Widely known for his comedic partnership with Stephen Fry, his roles in Jeeves and Wooster, Blackadder and The Night Manager, not to mention his 8-year run as the unconventional medical genius, Dr. Gregory House, on the American television series, House, Hugh Laurie is being awarded the upgraded honor of a CBE in the New Year Honours for his services to drama. The celebrated actor, musician, comedian and writer was originally awarded an OBE (Order of the British Empire) in 2007.

It was his time at Cambridge University where, as President of the Cambridge Footlights amateur drama club, Laurie and Stephen Fry, his future professional comedy partner, met. Following their success on stage early in their career, it was their first TV sketch show, Alfresco, with Emma Thompson, Ben Elton and Robbie Coltrane, that led to A Bit of Fry & Laurie and the classic comedy series, Jeeves and Wooster.

Laurie went on to appear in the Richard Curtis/Rowan Atkinson series, Blackadder, as HRH Prince Regent George in series 3 and Lieutenant George in series 4 before becoming Dr. Gregory House, the king of anti-social in the medical world on the Fox series, House. Four years removed from House, Laurie returned to the small screen as Richard Roper in the BBC series, The Night Manager, in 2016.
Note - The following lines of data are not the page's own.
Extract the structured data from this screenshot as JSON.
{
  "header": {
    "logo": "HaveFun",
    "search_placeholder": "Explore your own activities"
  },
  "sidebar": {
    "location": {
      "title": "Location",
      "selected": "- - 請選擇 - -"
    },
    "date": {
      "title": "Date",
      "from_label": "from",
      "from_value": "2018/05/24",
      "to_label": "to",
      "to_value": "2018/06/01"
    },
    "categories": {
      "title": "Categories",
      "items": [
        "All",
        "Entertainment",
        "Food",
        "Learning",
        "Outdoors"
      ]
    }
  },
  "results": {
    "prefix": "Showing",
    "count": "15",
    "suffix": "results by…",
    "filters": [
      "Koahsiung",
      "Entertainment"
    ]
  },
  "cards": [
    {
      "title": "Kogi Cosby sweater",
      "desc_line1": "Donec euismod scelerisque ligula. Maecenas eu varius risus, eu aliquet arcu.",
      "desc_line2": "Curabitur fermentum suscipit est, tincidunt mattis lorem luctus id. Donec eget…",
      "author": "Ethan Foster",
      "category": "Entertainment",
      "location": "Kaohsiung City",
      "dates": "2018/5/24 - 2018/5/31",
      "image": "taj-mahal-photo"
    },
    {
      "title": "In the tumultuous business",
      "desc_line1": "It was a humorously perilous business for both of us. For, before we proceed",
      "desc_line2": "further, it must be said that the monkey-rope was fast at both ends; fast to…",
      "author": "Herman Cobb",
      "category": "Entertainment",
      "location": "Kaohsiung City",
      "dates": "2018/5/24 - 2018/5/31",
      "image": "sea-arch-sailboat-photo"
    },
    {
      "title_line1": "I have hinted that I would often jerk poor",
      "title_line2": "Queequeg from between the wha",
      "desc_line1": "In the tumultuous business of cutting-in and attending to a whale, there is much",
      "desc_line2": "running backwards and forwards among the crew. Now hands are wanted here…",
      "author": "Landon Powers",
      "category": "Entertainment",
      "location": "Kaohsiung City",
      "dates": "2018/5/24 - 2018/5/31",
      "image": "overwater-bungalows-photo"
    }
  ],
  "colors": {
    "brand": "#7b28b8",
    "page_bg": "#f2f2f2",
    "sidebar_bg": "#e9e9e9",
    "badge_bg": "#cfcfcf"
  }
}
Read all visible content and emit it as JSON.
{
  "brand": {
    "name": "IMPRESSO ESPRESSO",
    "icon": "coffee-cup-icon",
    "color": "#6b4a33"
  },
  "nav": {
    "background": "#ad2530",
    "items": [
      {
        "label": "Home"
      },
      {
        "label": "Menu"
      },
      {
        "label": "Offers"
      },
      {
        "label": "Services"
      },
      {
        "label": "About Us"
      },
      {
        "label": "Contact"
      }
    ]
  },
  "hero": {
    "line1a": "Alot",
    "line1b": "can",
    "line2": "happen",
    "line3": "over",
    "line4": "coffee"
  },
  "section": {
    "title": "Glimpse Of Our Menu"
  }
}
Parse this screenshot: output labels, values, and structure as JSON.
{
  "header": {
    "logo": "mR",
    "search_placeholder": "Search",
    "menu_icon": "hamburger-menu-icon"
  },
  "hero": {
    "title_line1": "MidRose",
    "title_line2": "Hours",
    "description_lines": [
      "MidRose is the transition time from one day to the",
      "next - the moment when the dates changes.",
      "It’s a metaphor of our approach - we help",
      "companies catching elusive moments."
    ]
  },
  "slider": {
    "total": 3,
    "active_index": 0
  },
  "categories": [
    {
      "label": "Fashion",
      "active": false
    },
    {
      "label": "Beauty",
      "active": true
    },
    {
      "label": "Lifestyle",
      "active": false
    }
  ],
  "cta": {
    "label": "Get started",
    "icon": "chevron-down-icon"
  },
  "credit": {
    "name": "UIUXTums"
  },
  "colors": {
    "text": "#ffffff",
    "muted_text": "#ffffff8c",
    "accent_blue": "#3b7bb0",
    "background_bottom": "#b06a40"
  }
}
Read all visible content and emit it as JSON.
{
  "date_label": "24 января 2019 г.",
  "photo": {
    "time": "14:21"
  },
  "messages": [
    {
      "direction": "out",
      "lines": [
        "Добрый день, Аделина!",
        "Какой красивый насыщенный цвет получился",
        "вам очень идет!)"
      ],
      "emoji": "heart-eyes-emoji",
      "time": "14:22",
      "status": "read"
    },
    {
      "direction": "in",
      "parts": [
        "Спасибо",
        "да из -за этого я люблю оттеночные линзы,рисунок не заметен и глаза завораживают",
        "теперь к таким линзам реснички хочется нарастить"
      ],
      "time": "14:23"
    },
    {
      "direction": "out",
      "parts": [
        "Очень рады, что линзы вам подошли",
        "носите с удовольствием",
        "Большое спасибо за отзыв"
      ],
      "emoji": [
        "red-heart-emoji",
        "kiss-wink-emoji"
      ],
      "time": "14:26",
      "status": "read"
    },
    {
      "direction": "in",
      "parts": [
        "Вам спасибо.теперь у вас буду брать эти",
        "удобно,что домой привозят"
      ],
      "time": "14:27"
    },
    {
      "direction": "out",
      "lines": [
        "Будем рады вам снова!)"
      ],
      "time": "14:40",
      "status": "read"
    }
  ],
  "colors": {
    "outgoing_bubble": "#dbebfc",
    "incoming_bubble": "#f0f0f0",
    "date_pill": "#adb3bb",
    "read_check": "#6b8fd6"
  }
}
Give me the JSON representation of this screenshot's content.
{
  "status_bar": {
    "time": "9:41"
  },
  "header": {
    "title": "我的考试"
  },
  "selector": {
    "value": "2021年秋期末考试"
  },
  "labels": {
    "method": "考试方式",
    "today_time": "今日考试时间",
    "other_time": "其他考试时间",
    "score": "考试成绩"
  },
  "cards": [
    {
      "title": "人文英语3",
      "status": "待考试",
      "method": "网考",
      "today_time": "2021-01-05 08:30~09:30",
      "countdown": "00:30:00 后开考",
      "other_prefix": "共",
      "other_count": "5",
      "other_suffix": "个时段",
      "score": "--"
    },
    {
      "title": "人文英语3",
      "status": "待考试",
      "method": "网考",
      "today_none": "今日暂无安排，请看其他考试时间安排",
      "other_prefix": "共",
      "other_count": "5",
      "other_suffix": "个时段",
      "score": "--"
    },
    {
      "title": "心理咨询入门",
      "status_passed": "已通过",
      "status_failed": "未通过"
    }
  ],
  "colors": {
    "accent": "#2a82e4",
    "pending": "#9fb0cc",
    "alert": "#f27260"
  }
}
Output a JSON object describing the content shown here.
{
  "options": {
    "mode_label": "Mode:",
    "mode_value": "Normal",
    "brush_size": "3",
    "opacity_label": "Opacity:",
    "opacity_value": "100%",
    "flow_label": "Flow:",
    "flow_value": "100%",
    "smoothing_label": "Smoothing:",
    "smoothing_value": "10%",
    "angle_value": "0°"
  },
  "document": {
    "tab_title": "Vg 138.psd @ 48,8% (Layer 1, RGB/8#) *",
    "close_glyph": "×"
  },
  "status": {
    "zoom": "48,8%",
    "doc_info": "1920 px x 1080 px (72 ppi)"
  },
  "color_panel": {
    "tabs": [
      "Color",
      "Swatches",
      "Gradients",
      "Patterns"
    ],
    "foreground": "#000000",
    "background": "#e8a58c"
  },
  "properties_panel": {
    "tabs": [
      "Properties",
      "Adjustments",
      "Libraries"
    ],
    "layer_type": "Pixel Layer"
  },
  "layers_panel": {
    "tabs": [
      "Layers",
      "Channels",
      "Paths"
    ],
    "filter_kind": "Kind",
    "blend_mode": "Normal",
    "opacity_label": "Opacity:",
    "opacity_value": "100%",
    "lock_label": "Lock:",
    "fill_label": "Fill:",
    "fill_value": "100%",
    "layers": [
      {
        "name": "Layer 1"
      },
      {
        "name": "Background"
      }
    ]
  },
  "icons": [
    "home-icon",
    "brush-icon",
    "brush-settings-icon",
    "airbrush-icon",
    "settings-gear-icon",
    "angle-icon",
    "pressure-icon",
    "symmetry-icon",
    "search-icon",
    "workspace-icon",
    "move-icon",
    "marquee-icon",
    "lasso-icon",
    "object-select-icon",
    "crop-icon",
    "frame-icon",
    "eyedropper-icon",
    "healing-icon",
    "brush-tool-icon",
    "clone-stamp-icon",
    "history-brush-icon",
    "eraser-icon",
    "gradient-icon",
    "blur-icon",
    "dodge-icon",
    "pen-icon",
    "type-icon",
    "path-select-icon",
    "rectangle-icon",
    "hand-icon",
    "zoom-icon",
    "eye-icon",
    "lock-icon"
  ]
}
If that’s not enough to warrant a CBE, Laurie’s hit debut novel “The Gun Seller” was released in 1996, had a recurring role in US political satire Veep and is a brilliantly skilled musician who can play the drums, piano and guitar. He has released two successful blues albums, Let Them Talk in 2011 and Didn’t It Rain in 2013. Basically, he’s a five-tool individual (baseball fans will get this reference) much like another brilliant actor/comedian/writer/performer, Steve Martin.

Congratulations, Hugh Laurie CBE.